When it comes to health insurance, 2018 is going to be a banner year for Nevada. For those people under 65, huge rate increases are in the works. After anthem tried to file a 63% increase, they decided to pull out of the individual marketplace completely. Prominence has also decided to discontinue its presence in the individual marketplace as well. A new company named Centene, got a Medicaid contract in Clark County starting July of 2017 and with that contract had strings attached asking them to fill Anthem's shoes in the marketplace. Great thing about Centene is they have a lot of experience with the individual markets and are quite happy to fill those shoes. Their plans will be called Silver Summit. From what I know now is their plans don't require referrals and the hospital network they have contracted is the UHS system (Valley hospitals). The individual plans will have a similar provider network to the medicaid plan already available.
If you purchase insurance direct from an insurance company without government help (or interference), we have a new PPO coming to southern Nevada, called Hometown Health. They will be providing 22 individual and also small group plans. They are base out of Reno and have been serving that area for some time. There plans will not have any provider networks outside of the state, but locally they have a fairly healthy list as they have been contracting doctors and hospitals for quite some time gearing up for this offering.
If you are a Medicare beneficiary living in Pahrump, Humana is going to be offering a couple PPO plans that they have offered in Clark County. This gives Pahrumpians a chance at something other than the 2 HMO options they currently have. Those in Clark county also get an alternative to CareMore, as Humana is competing with them, offering a plan that gives a $50 discount on Part B premiums. The difference is Humana's plan will be a PPO.
All other plans from last year seem to be staying in place with a few new tweaks for the year. Prepare to see slightly higher out of pocket maximums on your under 65 plans and slightly higher copays on your Medicare plans for both prescriptions and ER/Urgent care visits. You will also see some provider network adjustments to most of your plans as well.
If you live in southern Nevada, particularly Clark County, we will be getting a new PPO provider available to us. Out of state networks won't be available, but at least you won't need to get referrals. Northern Nevada insurance carrier, Hometown Health (who is owned by the Renown hospital system) is rolling out their plans to span most of the state. If you own a small business, this is even better news as their PPO plans will cover most of the entire state.
If you havent heard the news then here you go. Anthem and Prominence are pulling out of the health insurance exchanges in Nevada for 2017. Good news is we have a newcomer! Centene health is releasing the Silver Summit healthplan. I am super excited because they are a strong company and want to serve the community.
i reached out to them and they gladly accepted my request to be able to sell their products for next year and i am ready to sell.

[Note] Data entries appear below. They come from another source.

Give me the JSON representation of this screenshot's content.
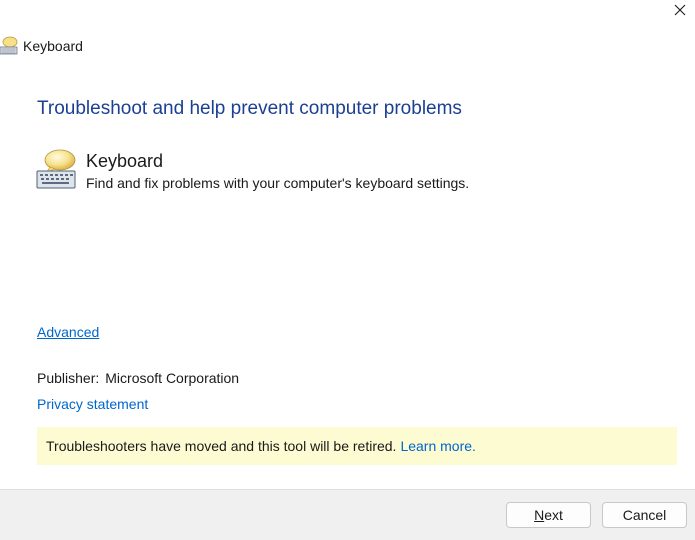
{
  "window": {
    "title": "Keyboard",
    "close_icon": "close-icon"
  },
  "main": {
    "heading": "Troubleshoot and help prevent computer problems",
    "troubleshooter": {
      "icon": "keyboard-troubleshooter-icon",
      "name": "Keyboard",
      "description": "Find and fix problems with your computer's keyboard settings."
    },
    "advanced_link": "Advanced",
    "publisher_label": "Publisher:",
    "publisher_value": "Microsoft Corporation",
    "privacy_link": "Privacy statement",
    "notice": {
      "text": "Troubleshooters have moved and this tool will be retired.",
      "link": "Learn more."
    }
  },
  "footer": {
    "next_accel": "N",
    "next_rest": "ext",
    "cancel_label": "Cancel"
  },
  "colors": {
    "heading": "#1c3f94",
    "link": "#0066cc",
    "notice_bg": "#fdfbd2",
    "footer_bg": "#f0f0f0"
  }
}
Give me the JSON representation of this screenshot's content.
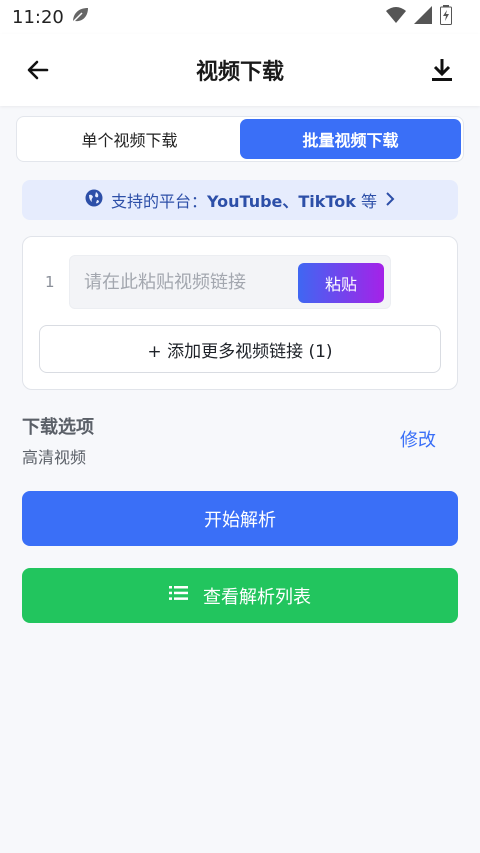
{
  "status_bar": {
    "time": "11:20"
  },
  "app_bar": {
    "title": "视频下载"
  },
  "segment": {
    "single_label": "单个视频下载",
    "batch_label": "批量视频下载",
    "active": "batch"
  },
  "platform_banner": {
    "prefix": "支持的平台：",
    "platforms": "YouTube、TikTok",
    "suffix": "等"
  },
  "link_card": {
    "rows": [
      {
        "index": "1",
        "placeholder": "请在此粘贴视频链接",
        "value": ""
      }
    ],
    "paste_label": "粘贴",
    "add_more_label": "+ 添加更多视频链接 (1)"
  },
  "download_options": {
    "title": "下载选项",
    "value": "高清视频",
    "edit_label": "修改"
  },
  "actions": {
    "parse_label": "开始解析",
    "list_label": "查看解析列表"
  },
  "colors": {
    "primary": "#3a6ff7",
    "success": "#22c55e",
    "banner_bg": "#e6ecfd"
  }
}
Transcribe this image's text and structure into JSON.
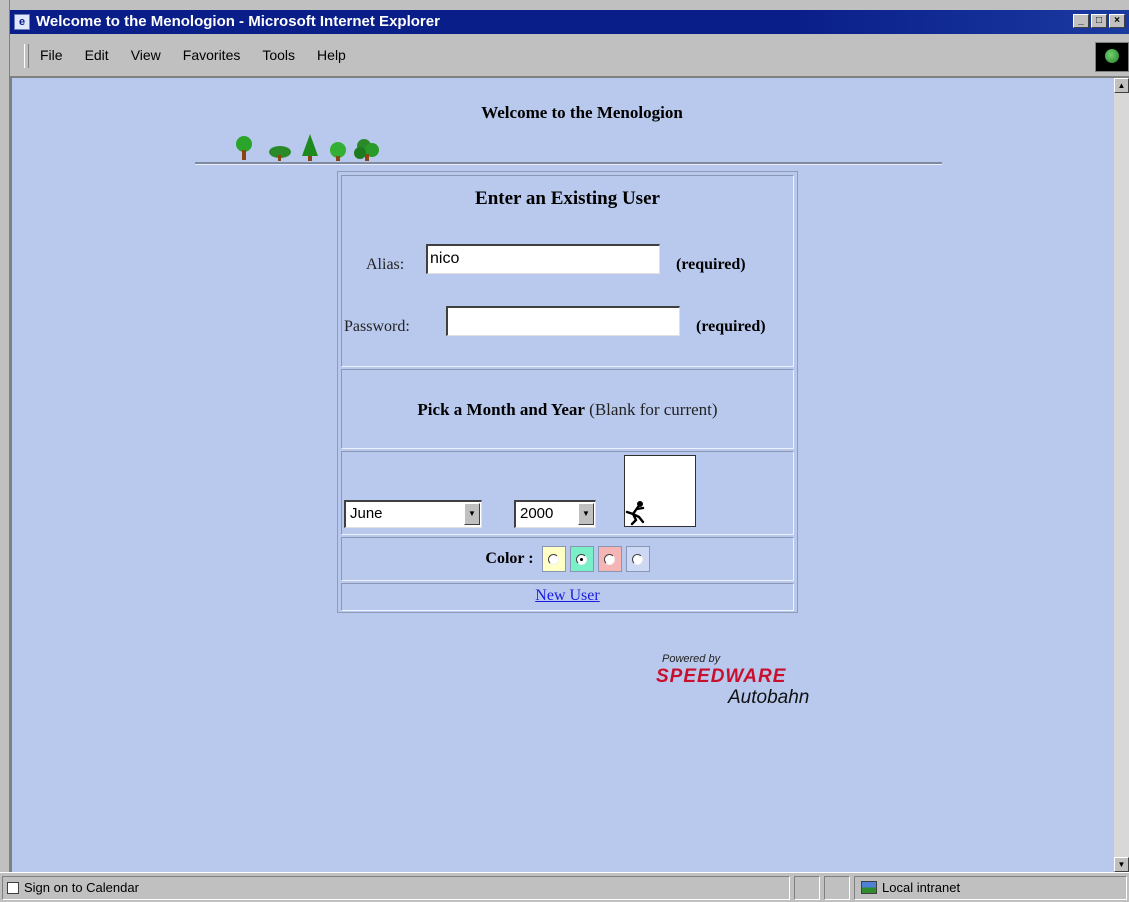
{
  "window": {
    "title": "Welcome to the Menologion - Microsoft Internet Explorer",
    "controls": [
      "minimize",
      "maximize",
      "close"
    ]
  },
  "menu": {
    "items": [
      "File",
      "Edit",
      "View",
      "Favorites",
      "Tools",
      "Help"
    ]
  },
  "page": {
    "title": "Welcome to the Menologion"
  },
  "login": {
    "heading": "Enter an Existing User",
    "alias_label": "Alias:",
    "alias_value": "nico",
    "alias_required": "(required)",
    "password_label": "Password:",
    "password_value": "",
    "password_required": "(required)"
  },
  "date_pick": {
    "heading": "Pick a Month and Year",
    "hint": "(Blank for current)",
    "month": "June",
    "year": "2000"
  },
  "colors": {
    "label": "Color :",
    "options": [
      {
        "color": "#ffffc6",
        "selected": false
      },
      {
        "color": "#79f0c7",
        "selected": true
      },
      {
        "color": "#f5b5b5",
        "selected": false
      },
      {
        "color": "#cdd8f5",
        "selected": false
      }
    ]
  },
  "links": {
    "new_user": "New User"
  },
  "logo": {
    "powered_by": "Powered by",
    "brand_1": "SPEEDWARE",
    "brand_2": "Autobahn"
  },
  "status": {
    "text": "Sign on to Calendar",
    "zone": "Local intranet"
  },
  "theme": {
    "page_background": "#b9c9ed",
    "titlebar": "#0a1e8a",
    "link": "#1a1ae0",
    "logo_red": "#c8102e"
  }
}
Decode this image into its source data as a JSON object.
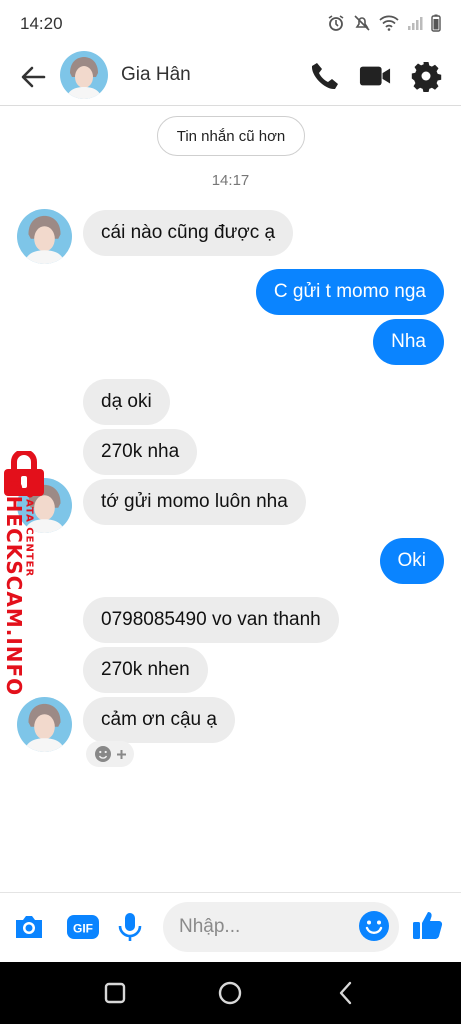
{
  "status_bar": {
    "time": "14:20"
  },
  "header": {
    "contact_name": "Gia Hân"
  },
  "conversation": {
    "older_messages_label": "Tin nhắn cũ hơn",
    "timestamp": "14:17",
    "messages": [
      {
        "side": "in",
        "text": "cái nào cũng được ạ"
      },
      {
        "side": "out",
        "text": "C gửi t momo nga"
      },
      {
        "side": "out",
        "text": "Nha"
      },
      {
        "side": "in",
        "text": "dạ oki"
      },
      {
        "side": "in",
        "text": "270k nha"
      },
      {
        "side": "in",
        "text": "tớ gửi momo luôn nha"
      },
      {
        "side": "out",
        "text": "Oki"
      },
      {
        "side": "in",
        "text": "0798085490 vo van thanh"
      },
      {
        "side": "in",
        "text": "270k nhen"
      },
      {
        "side": "in",
        "text": "cảm ơn cậu ạ"
      }
    ]
  },
  "watermark": {
    "site": "CHECKSCAM.INFO",
    "tagline": "DATA CENTER"
  },
  "composer": {
    "placeholder": "Nhập...",
    "gif_label": "GIF"
  },
  "colors": {
    "accent": "#0a84ff",
    "incoming_bubble": "#ececec",
    "watermark": "#e3101b"
  }
}
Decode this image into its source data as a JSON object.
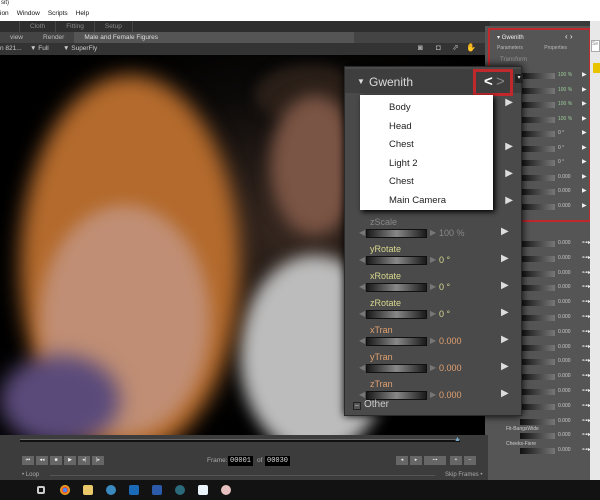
{
  "window": {
    "title": "sit)"
  },
  "menu": [
    "ion",
    "Window",
    "Scripts",
    "Help"
  ],
  "room_tabs": [
    "Cloth",
    "Fitting",
    "Setup"
  ],
  "toolbar_row2": {
    "view": "view",
    "render": "Render",
    "figure_menu": "Male and Female Figures"
  },
  "toolbar_row3": {
    "camera": "n 821...",
    "quality": "▼ Full",
    "renderer": "▼ SuperFly"
  },
  "parameters_popup": {
    "title": "Gwenith",
    "dropdown_items": [
      "Body",
      "Head",
      "Chest",
      "Light 2",
      "Chest",
      "Main Camera"
    ],
    "params": [
      {
        "label": "zScale",
        "value": "100 %",
        "color": "#888888"
      },
      {
        "label": "yRotate",
        "value": "0 °",
        "color": "#d8d890"
      },
      {
        "label": "xRotate",
        "value": "0 °",
        "color": "#d8d890"
      },
      {
        "label": "zRotate",
        "value": "0 °",
        "color": "#d8d890"
      },
      {
        "label": "xTran",
        "value": "0.000",
        "color": "#e0a070"
      },
      {
        "label": "yTran",
        "value": "0.000",
        "color": "#e0a070"
      },
      {
        "label": "zTran",
        "value": "0.000",
        "color": "#e0a070"
      }
    ],
    "other_group": "Other"
  },
  "right_panel": {
    "title": "Gwenith",
    "tabs": [
      "Parameters",
      "Properties"
    ],
    "group": "Transform",
    "values": [
      "100 %",
      "100 %",
      "100 %",
      "100 %",
      "0 °",
      "0 °",
      "0 °",
      "0.000",
      "0.000",
      "0.000"
    ],
    "morph_values": [
      "0.000",
      "0.000",
      "0.000",
      "0.000",
      "0.000",
      "0.000",
      "0.000",
      "0.000",
      "0.000",
      "0.000",
      "0.000",
      "0.000",
      "0.000",
      "0.000",
      "0.000"
    ],
    "morph_labels": [
      "Fit-BangsWide",
      "Cheeks-Fiere"
    ],
    "search_placeholder": "Se"
  },
  "timeline": {
    "frame_label": "Frame:",
    "current_frame": "00001",
    "of_label": "of",
    "total_frames": "00030",
    "loop_label": "Loop",
    "skip_frames_label": "Skip Frames"
  },
  "colors": {
    "highlight": "#c0282c",
    "panel": "#4a4a4a"
  }
}
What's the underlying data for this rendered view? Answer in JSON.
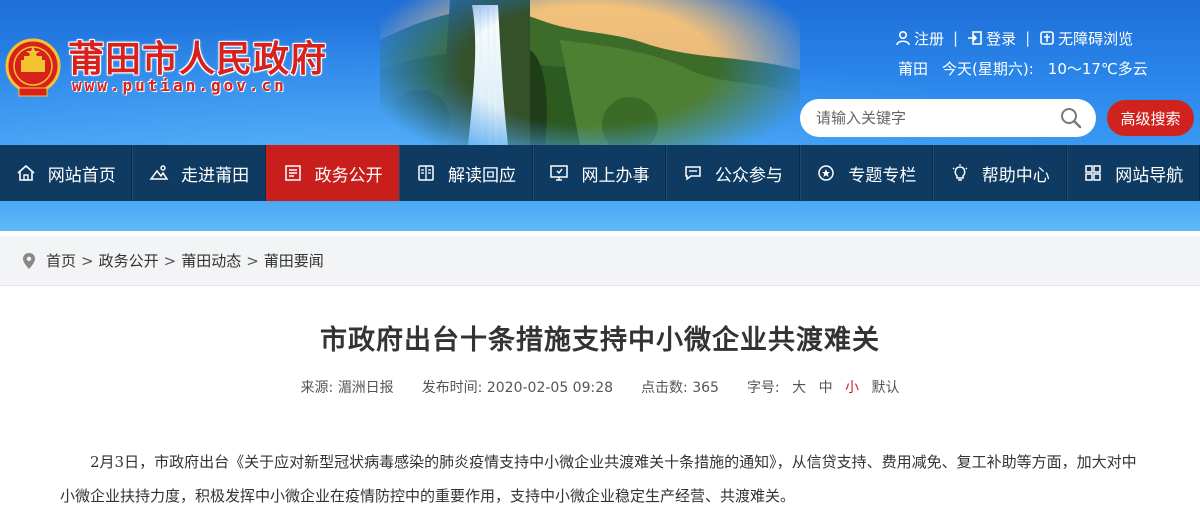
{
  "header": {
    "site_name": "莆田市人民政府",
    "site_url": "www.putian.gov.cn",
    "links": {
      "register": "注册",
      "login": "登录",
      "accessible": "无障碍浏览",
      "sep": "|"
    },
    "weather": {
      "city": "莆田",
      "day": "今天(星期六):",
      "forecast": "10～17℃多云"
    },
    "search": {
      "placeholder": "请输入关键字"
    },
    "advanced_search": "高级搜索"
  },
  "nav": [
    {
      "label": "网站首页",
      "icon": "home-icon"
    },
    {
      "label": "走进莆田",
      "icon": "landscape-icon"
    },
    {
      "label": "政务公开",
      "icon": "document-icon",
      "active": true
    },
    {
      "label": "解读回应",
      "icon": "book-icon"
    },
    {
      "label": "网上办事",
      "icon": "monitor-icon"
    },
    {
      "label": "公众参与",
      "icon": "chat-icon"
    },
    {
      "label": "专题专栏",
      "icon": "badge-icon"
    },
    {
      "label": "帮助中心",
      "icon": "lightbulb-icon"
    },
    {
      "label": "网站导航",
      "icon": "grid-icon"
    }
  ],
  "breadcrumb": [
    "首页",
    "政务公开",
    "莆田动态",
    "莆田要闻"
  ],
  "breadcrumb_sep": ">",
  "article": {
    "title": "市政府出台十条措施支持中小微企业共渡难关",
    "meta": {
      "source_label": "来源:",
      "source": "湄洲日报",
      "time_label": "发布时间:",
      "time": "2020-02-05 09:28",
      "clicks_label": "点击数:",
      "clicks": "365",
      "font_label": "字号:",
      "sizes": [
        "大",
        "中",
        "小",
        "默认"
      ]
    },
    "body": "2月3日，市政府出台《关于应对新型冠状病毒感染的肺炎疫情支持中小微企业共渡难关十条措施的通知》，从信贷支持、费用减免、复工补助等方面，加大对中小微企业扶持力度，积极发挥中小微企业在疫情防控中的重要作用，支持中小微企业稳定生产经营、共渡难关。"
  },
  "colors": {
    "header_blue": "#2a86ea",
    "nav_bg": "#0f3b63",
    "accent_red": "#d0231f"
  }
}
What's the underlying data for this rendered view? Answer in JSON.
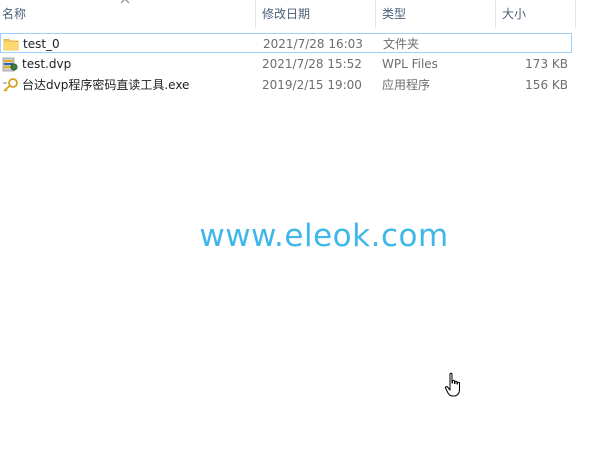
{
  "columns": {
    "name": "名称",
    "date": "修改日期",
    "type": "类型",
    "size": "大小"
  },
  "files": [
    {
      "name": "test_0",
      "date": "2021/7/28 16:03",
      "type": "文件夹",
      "size": "",
      "icon": "folder-icon",
      "selected": true
    },
    {
      "name": "test.dvp",
      "date": "2021/7/28 15:52",
      "type": "WPL Files",
      "size": "173 KB",
      "icon": "dvp-file-icon",
      "selected": false
    },
    {
      "name": "台达dvp程序密码直读工具.exe",
      "date": "2019/2/15 19:00",
      "type": "应用程序",
      "size": "156 KB",
      "icon": "key-exe-icon",
      "selected": false
    }
  ],
  "watermark": "www.eleok.com",
  "colors": {
    "header_text": "#4c607a",
    "selection_border": "#99d1ff",
    "watermark": "#3fb7ea",
    "folder": "#f5c95c"
  },
  "cursor": "hand-pointer-icon"
}
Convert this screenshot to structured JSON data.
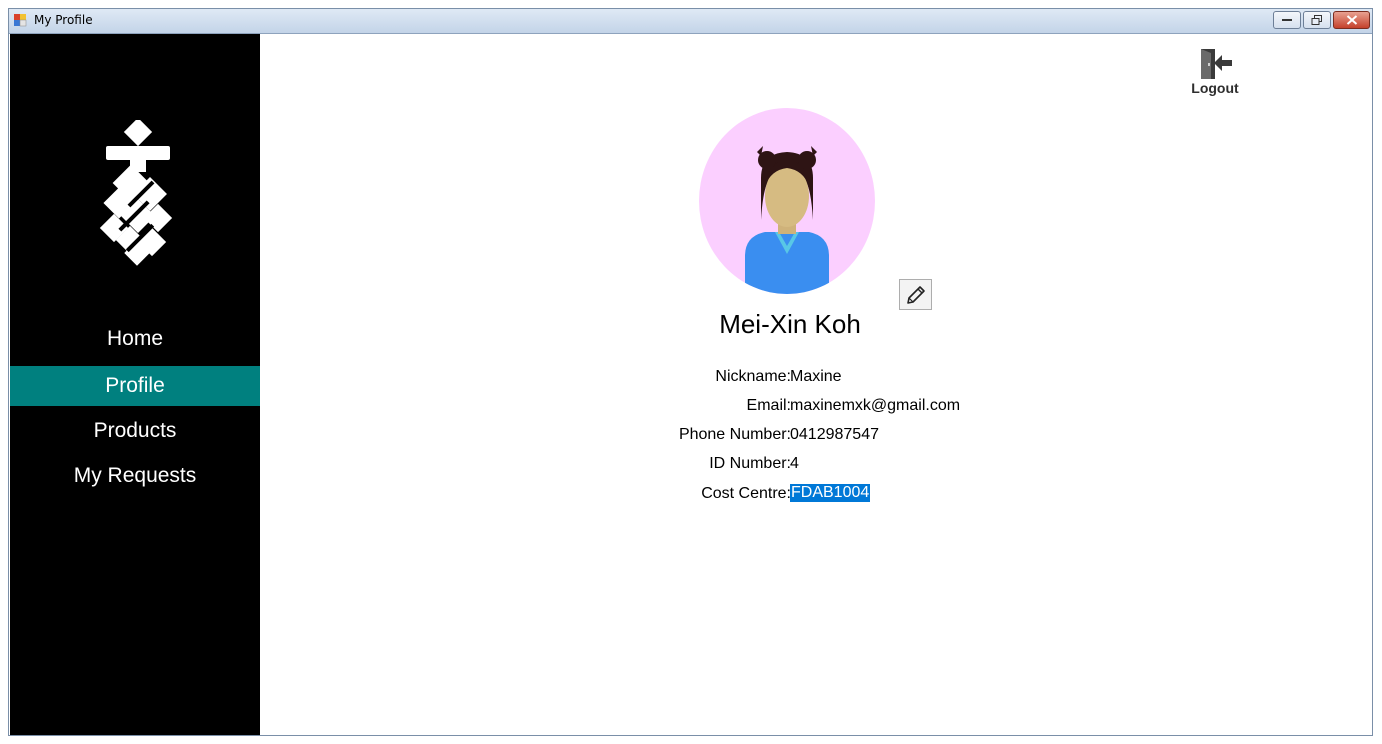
{
  "window": {
    "title": "My Profile"
  },
  "sidebar": {
    "items": [
      {
        "label": "Home",
        "active": false
      },
      {
        "label": "Profile",
        "active": true
      },
      {
        "label": "Products",
        "active": false
      },
      {
        "label": "My Requests",
        "active": false
      }
    ]
  },
  "header": {
    "logout_label": "Logout"
  },
  "profile": {
    "full_name": "Mei-Xin Koh",
    "fields": [
      {
        "label": "Nickname:",
        "value": "Maxine"
      },
      {
        "label": "Email:",
        "value": "maxinemxk@gmail.com"
      },
      {
        "label": "Phone Number:",
        "value": "0412987547"
      },
      {
        "label": "ID Number:",
        "value": "4"
      },
      {
        "label": "Cost Centre:",
        "value": "FDAB1004",
        "selected": true
      }
    ]
  },
  "icons": {
    "app": "app-icon",
    "logo": "company-logo",
    "logout": "logout-door-icon",
    "edit": "pencil-icon",
    "avatar": "user-avatar-illustration"
  },
  "colors": {
    "sidebar_bg": "#000000",
    "active_item_bg": "#00807f",
    "avatar_bg": "#fbcfff",
    "selection_bg": "#0078d7"
  }
}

Southern Nevada might also be getting a new insurer from up north for people who purchase their insurance outisde of the exchanges. Hometown health has been contracting with doctors across the state and trying to break i to this market. It is exciting to see what they will have to offer.
We've heard a lot in the news about Republicans trying to either repeal or replace the Affordable Care Act. It seems all efforts have been thwarted either by their own party or the fact they can't agree on a good alternative. A lot of people are afraid they will lose their insurance and the CBO has claimed that millions of people will lose their insurance for all of the Republican plans submitted thus far.
The facts that no one seems to mention are that Republicans lack the 60 votes in order to pass anything except budgetary measures, the CBO has been wrong quite often (it fell way short of its ACA calculations and tries to predict human behavior, good luck with that one), and all of the bills have called for insurance carriers to keep covering those who have kept continual coverage. Some of the biggest concerns insurance carriers have with the ACA are the fact that they can't control costs of the people who get insurance on their own and purchase through the exchanges and individual markets. These members tend to use much more healthcare and only tend to purchase when they require more care. Insurance needs premiums from healthy as well as unhealthy people to be able to pay for healthcare costs. If they cannot control those costs then they lose money, cut services and have to come up with ways to make up the losses. Some of the problems have been insurance carriers raise rates, which price the healthy people out of buying insurance and keeping even more bad risk to hang around.